Top of MATERIAL FOR THIS EXERCISE

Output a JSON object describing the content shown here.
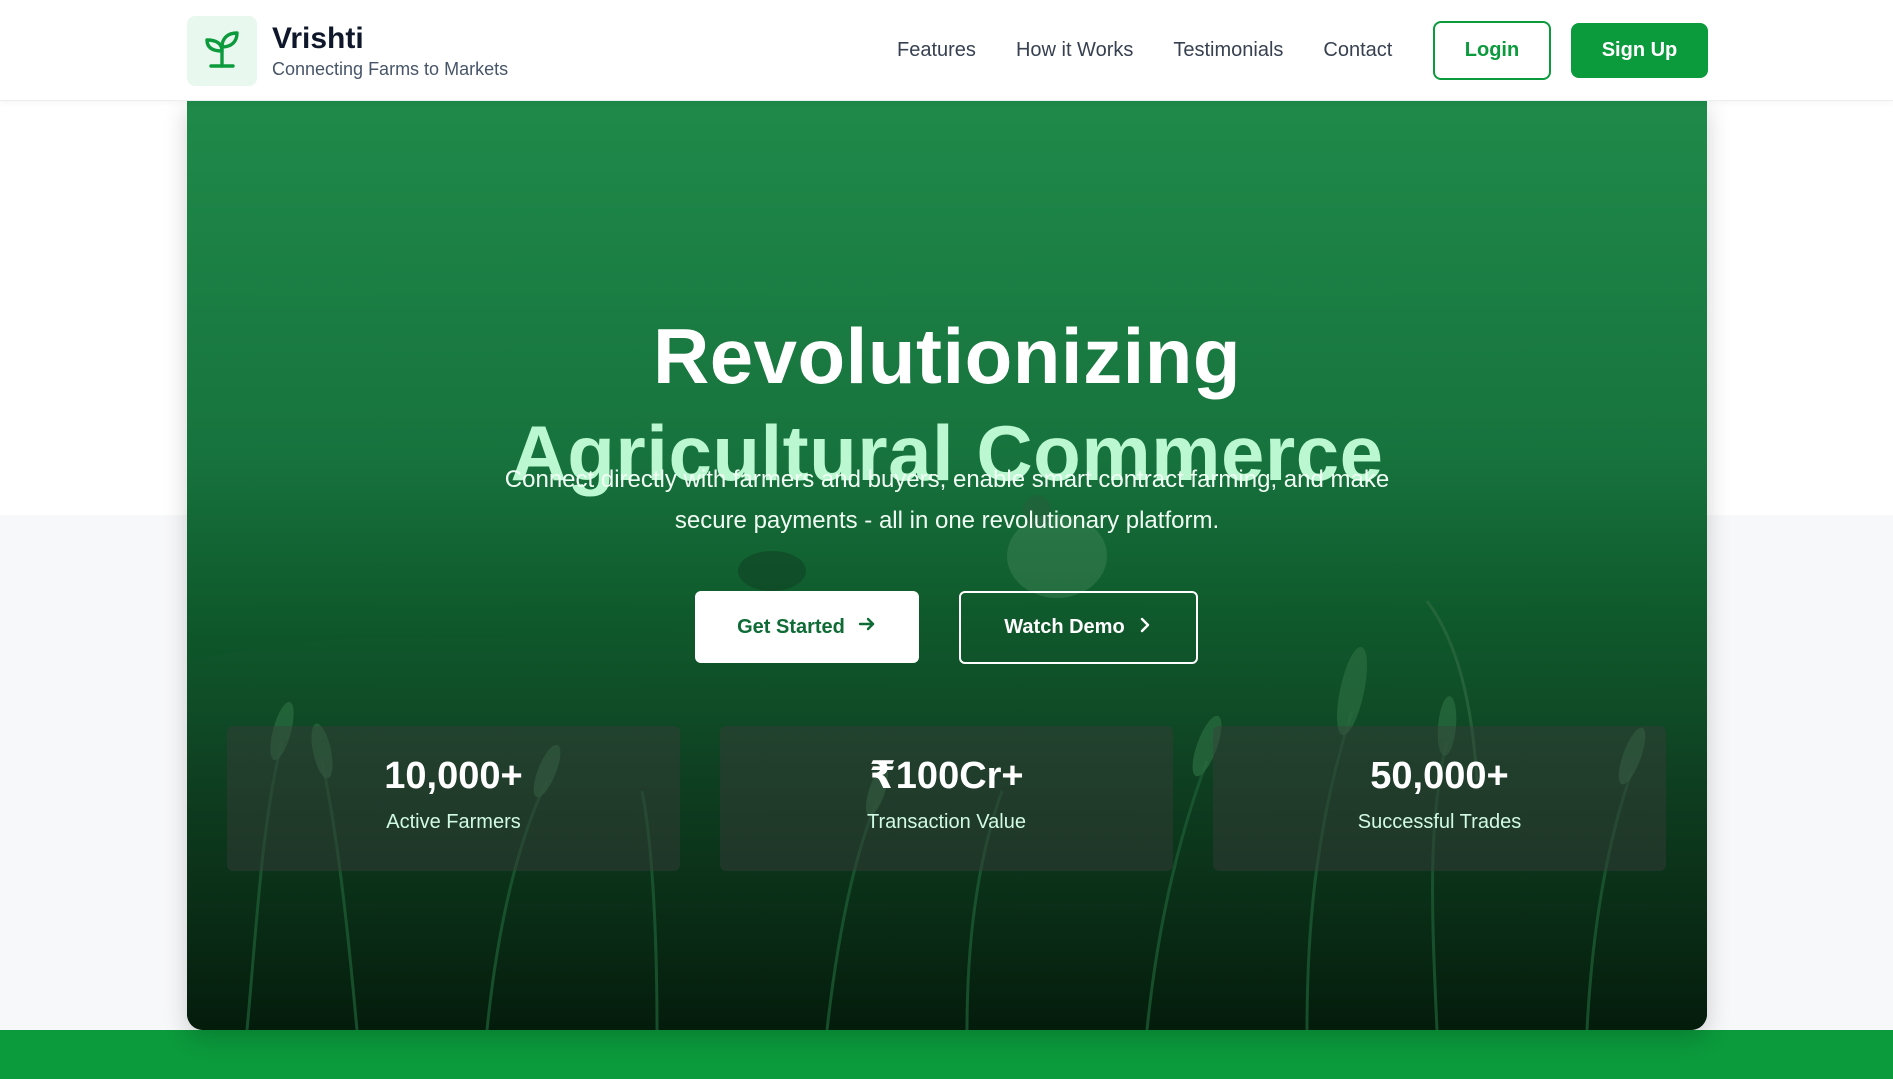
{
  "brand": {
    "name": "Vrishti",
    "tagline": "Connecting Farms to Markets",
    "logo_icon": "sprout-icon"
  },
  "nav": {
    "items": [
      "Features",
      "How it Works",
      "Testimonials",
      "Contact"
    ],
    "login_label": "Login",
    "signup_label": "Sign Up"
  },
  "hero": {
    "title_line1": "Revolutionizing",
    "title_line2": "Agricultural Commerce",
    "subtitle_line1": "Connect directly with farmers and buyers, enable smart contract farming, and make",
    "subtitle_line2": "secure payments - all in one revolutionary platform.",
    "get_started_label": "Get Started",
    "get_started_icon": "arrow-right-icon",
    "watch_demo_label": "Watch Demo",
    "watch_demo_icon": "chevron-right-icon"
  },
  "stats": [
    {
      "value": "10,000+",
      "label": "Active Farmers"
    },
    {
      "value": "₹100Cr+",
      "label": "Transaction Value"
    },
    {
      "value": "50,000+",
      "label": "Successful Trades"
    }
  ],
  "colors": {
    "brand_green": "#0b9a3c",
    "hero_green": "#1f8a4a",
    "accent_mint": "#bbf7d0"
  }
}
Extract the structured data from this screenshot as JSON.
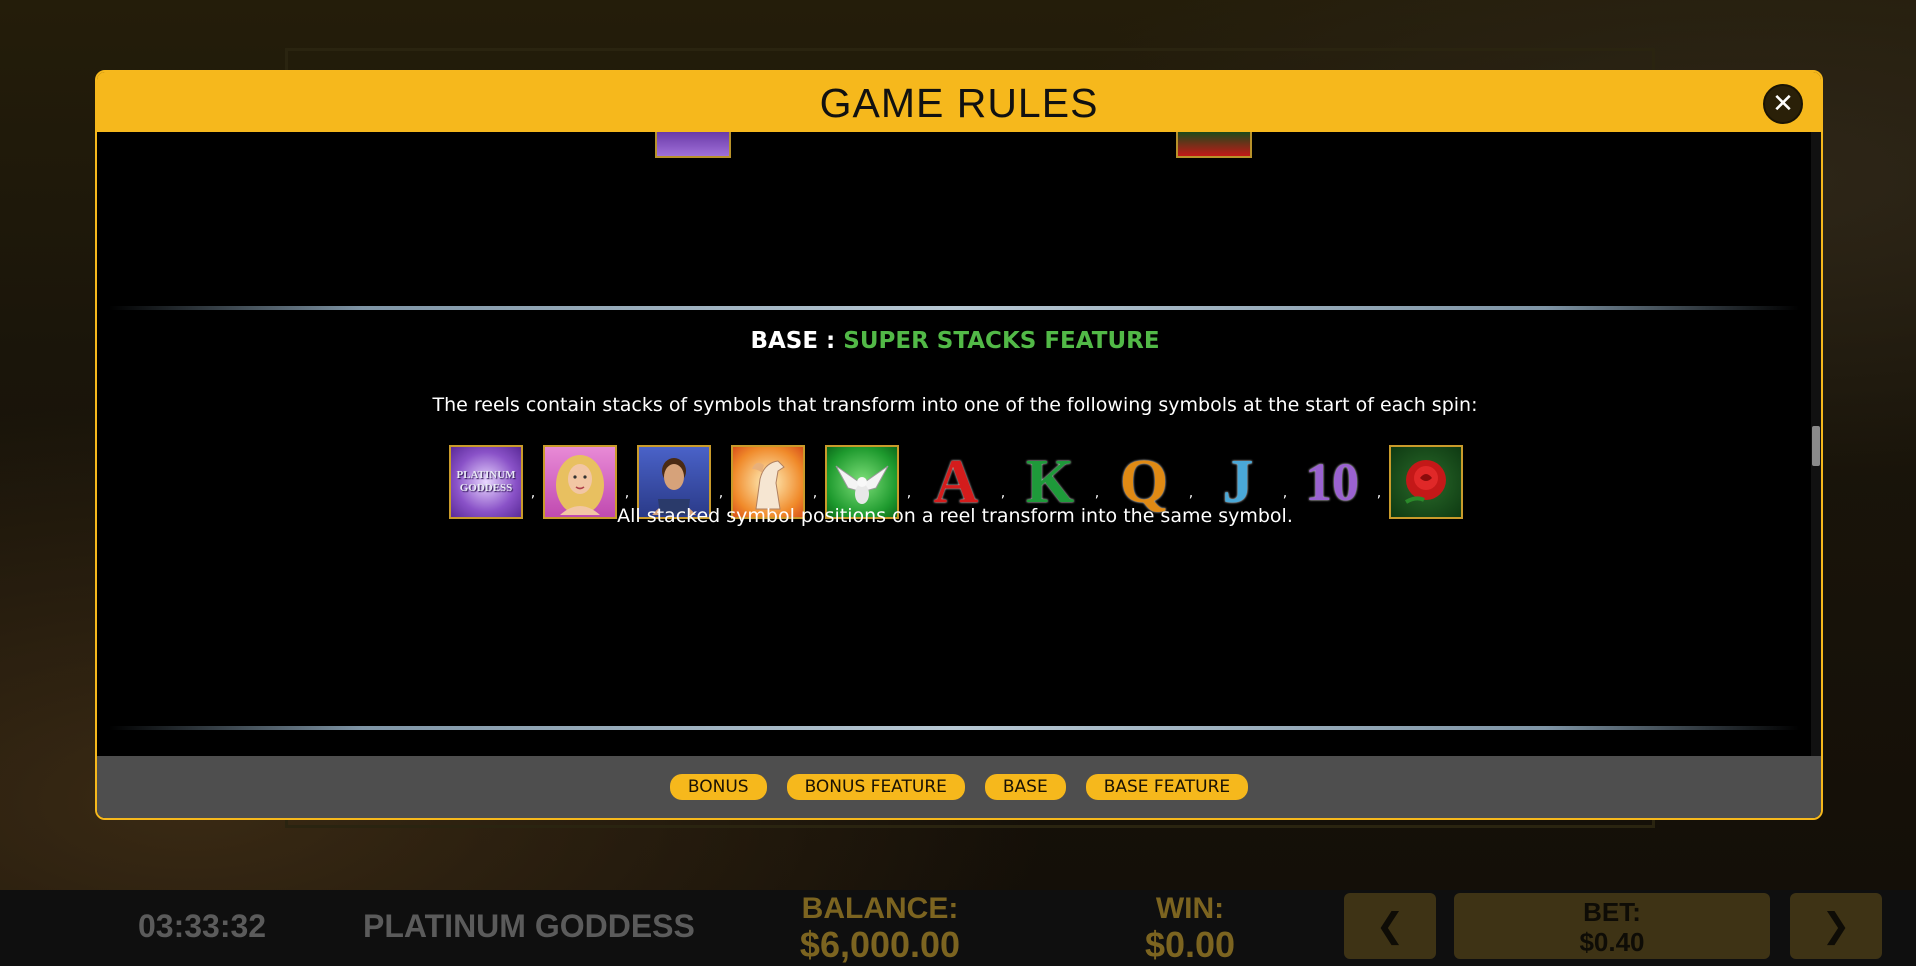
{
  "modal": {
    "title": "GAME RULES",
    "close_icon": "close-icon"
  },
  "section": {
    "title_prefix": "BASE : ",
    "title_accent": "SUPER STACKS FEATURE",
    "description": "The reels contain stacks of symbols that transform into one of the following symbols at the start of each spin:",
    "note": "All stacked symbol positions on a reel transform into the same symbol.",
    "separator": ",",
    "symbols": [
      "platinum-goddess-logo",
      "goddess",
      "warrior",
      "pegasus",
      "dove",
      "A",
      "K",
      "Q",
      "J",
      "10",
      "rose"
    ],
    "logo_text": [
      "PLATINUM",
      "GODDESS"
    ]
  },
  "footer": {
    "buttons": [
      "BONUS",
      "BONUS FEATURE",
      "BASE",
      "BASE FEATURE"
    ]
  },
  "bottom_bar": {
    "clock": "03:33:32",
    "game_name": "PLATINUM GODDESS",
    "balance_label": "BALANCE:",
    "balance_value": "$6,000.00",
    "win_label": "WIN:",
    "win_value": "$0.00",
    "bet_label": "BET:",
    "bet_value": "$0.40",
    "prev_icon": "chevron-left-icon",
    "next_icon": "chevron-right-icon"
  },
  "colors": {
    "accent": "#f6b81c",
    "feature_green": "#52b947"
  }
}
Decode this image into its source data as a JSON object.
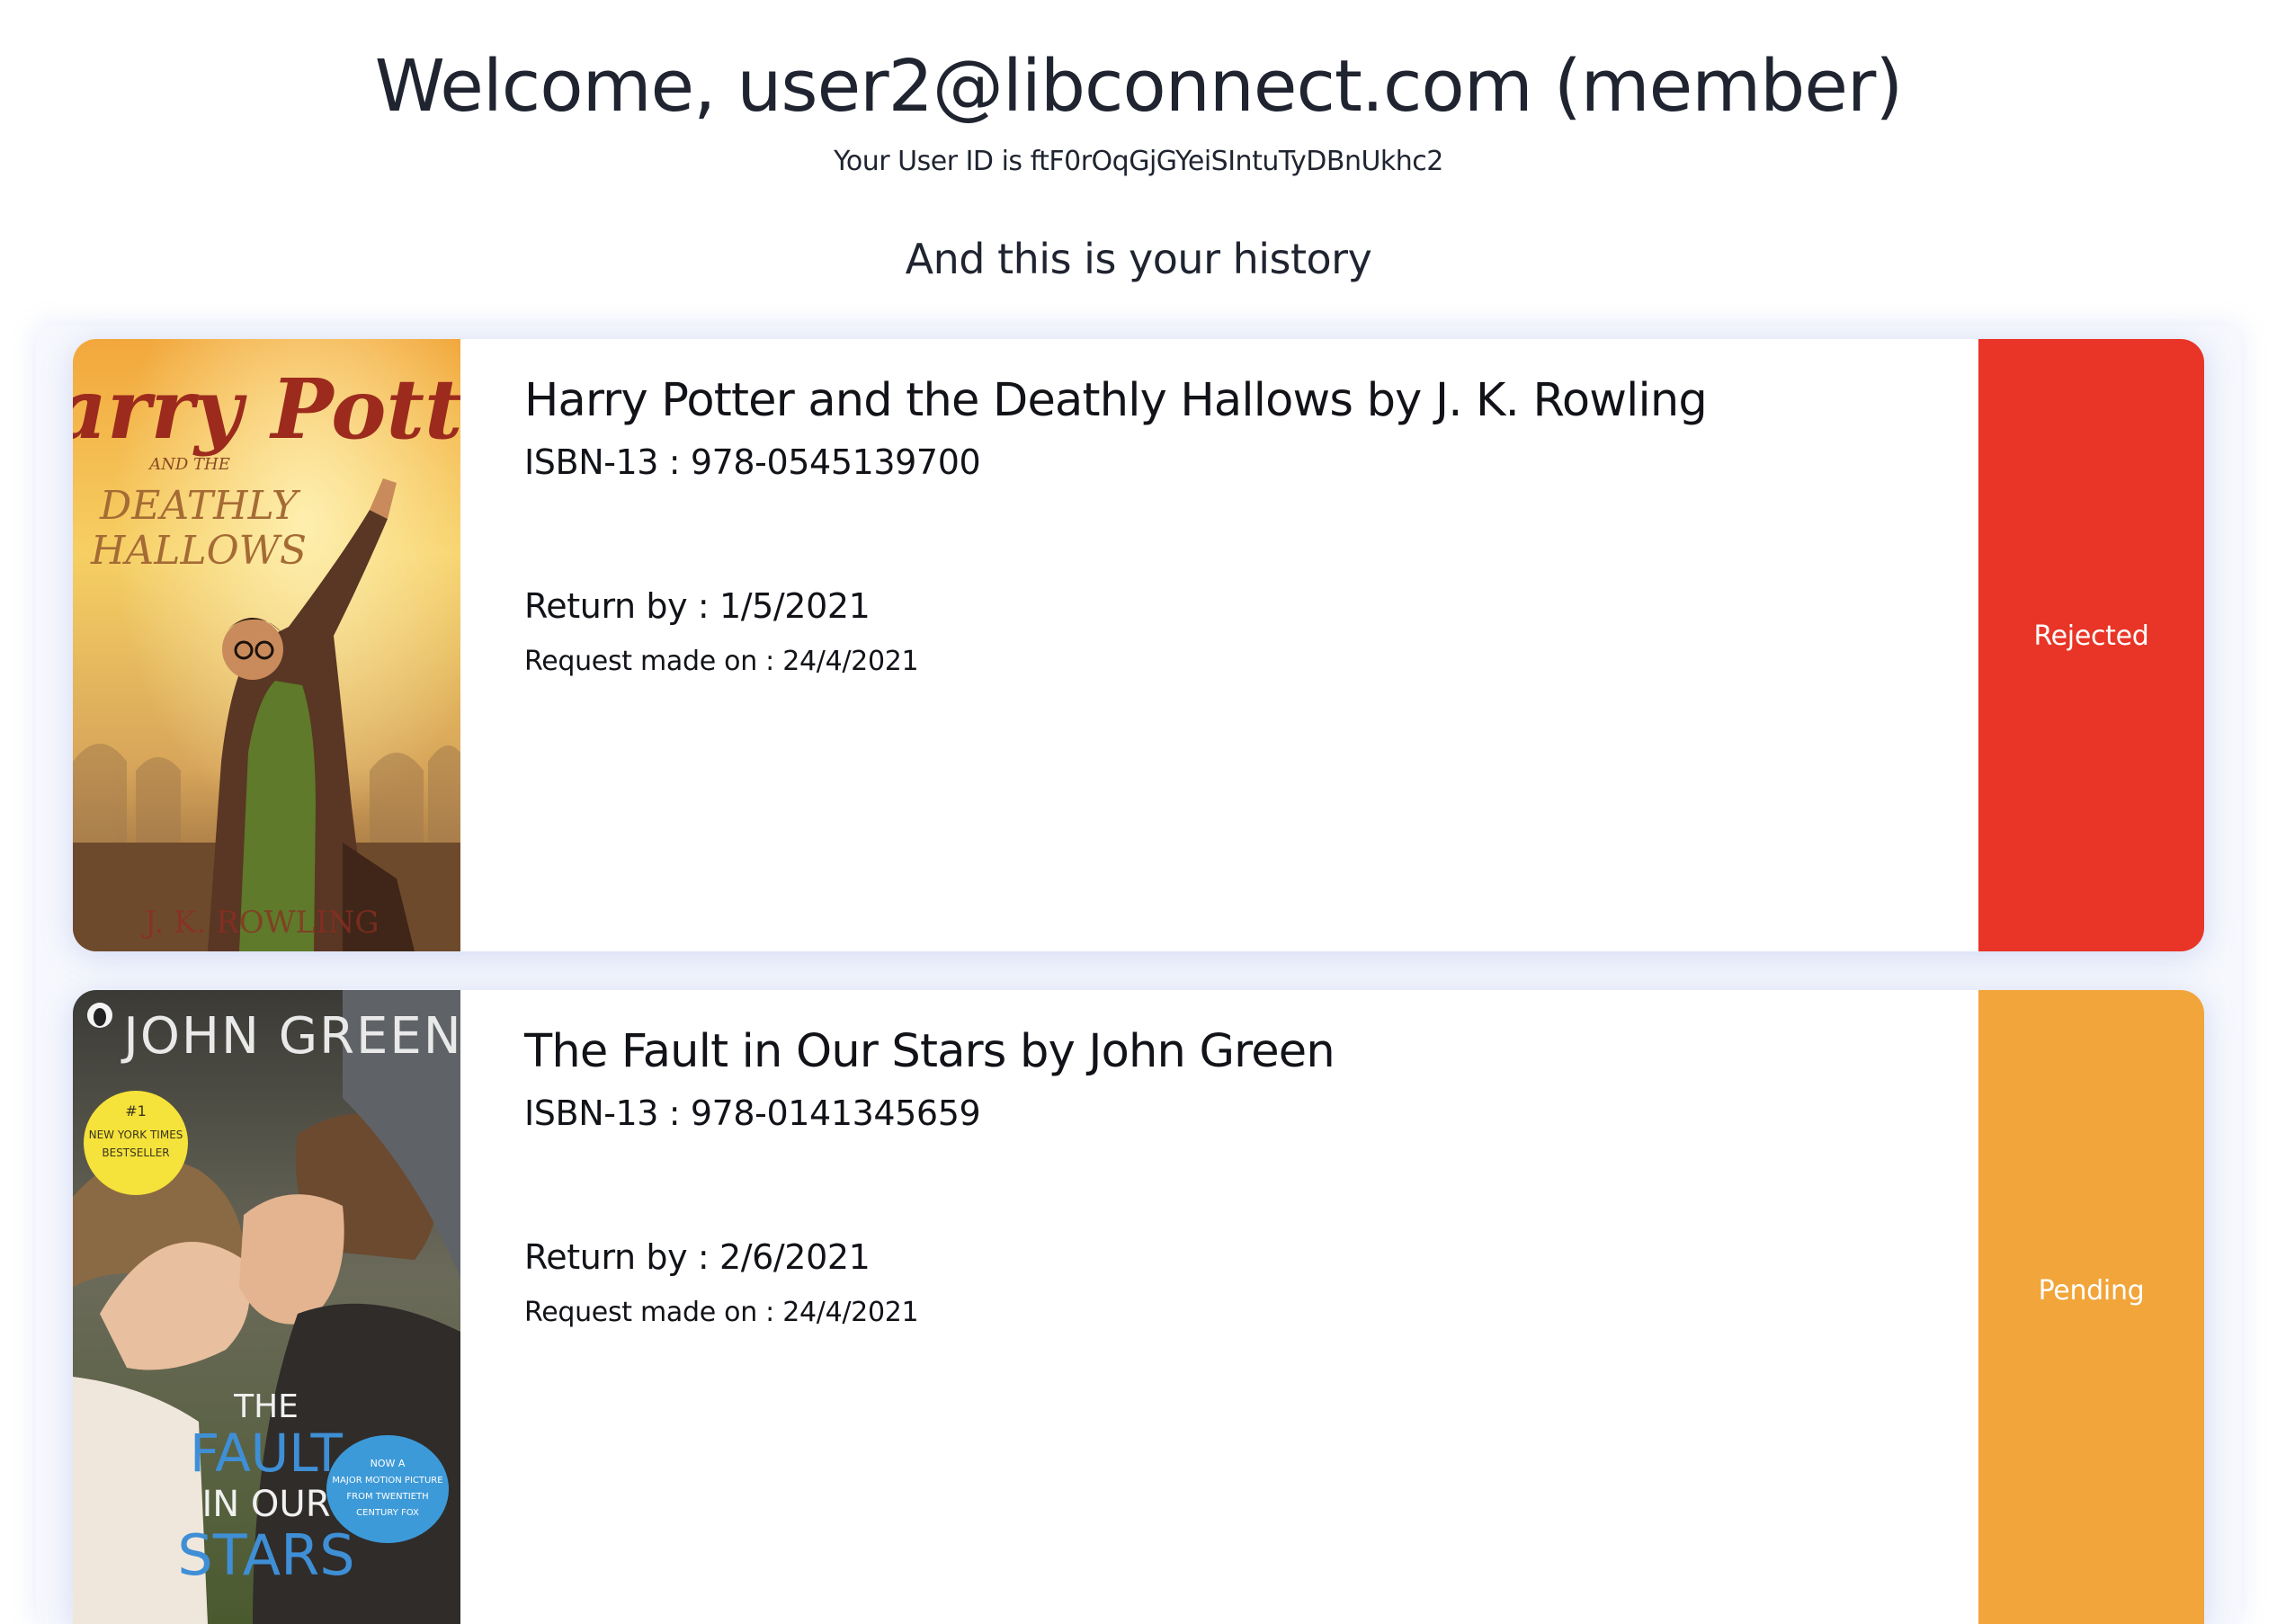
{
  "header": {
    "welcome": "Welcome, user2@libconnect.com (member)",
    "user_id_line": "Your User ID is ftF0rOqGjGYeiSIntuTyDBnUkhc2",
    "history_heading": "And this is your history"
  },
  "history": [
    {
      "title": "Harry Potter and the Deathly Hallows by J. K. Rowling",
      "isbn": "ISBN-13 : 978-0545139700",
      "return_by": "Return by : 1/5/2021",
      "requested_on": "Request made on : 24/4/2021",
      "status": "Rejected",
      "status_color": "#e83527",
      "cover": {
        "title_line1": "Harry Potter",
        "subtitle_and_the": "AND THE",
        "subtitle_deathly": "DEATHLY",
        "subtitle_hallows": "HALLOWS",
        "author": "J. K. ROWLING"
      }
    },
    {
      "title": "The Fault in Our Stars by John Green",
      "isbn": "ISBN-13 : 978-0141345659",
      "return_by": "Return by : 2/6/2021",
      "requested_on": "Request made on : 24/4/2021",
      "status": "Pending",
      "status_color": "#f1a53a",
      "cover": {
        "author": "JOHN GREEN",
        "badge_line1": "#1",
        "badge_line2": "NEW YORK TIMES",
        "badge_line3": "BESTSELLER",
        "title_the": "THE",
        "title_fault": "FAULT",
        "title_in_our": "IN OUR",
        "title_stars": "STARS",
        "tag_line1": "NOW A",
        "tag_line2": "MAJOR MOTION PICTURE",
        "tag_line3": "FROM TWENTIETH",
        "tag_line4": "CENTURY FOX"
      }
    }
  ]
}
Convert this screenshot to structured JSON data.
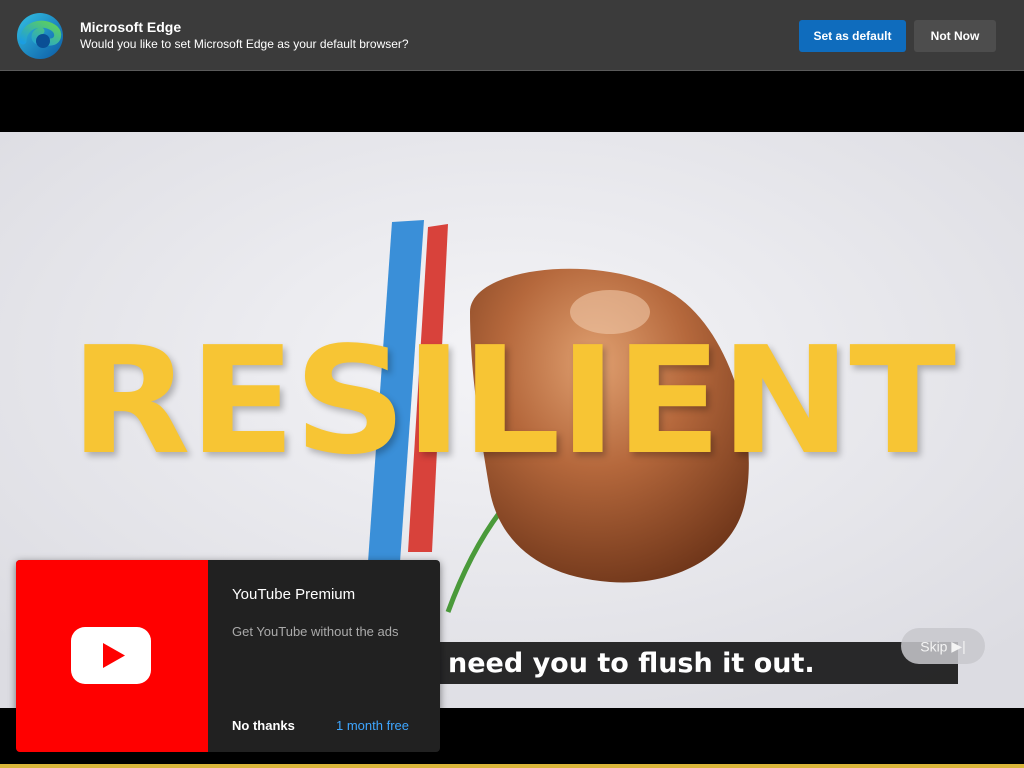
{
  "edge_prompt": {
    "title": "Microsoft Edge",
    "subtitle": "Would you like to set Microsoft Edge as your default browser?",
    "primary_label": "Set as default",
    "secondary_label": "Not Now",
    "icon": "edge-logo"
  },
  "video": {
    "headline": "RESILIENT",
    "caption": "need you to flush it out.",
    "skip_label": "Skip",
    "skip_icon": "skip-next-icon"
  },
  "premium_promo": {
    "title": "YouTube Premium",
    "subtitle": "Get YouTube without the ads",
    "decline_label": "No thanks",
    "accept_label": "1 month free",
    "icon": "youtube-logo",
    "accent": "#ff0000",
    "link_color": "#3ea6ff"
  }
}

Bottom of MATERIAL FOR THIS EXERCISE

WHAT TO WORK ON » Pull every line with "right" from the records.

EXERCISE SOLUTION »
    "get_started_icon": "arrow-right-icon",
    "watch_demo_icon": "chevron-right-icon"
    "next_icon": "chevron-right-icon"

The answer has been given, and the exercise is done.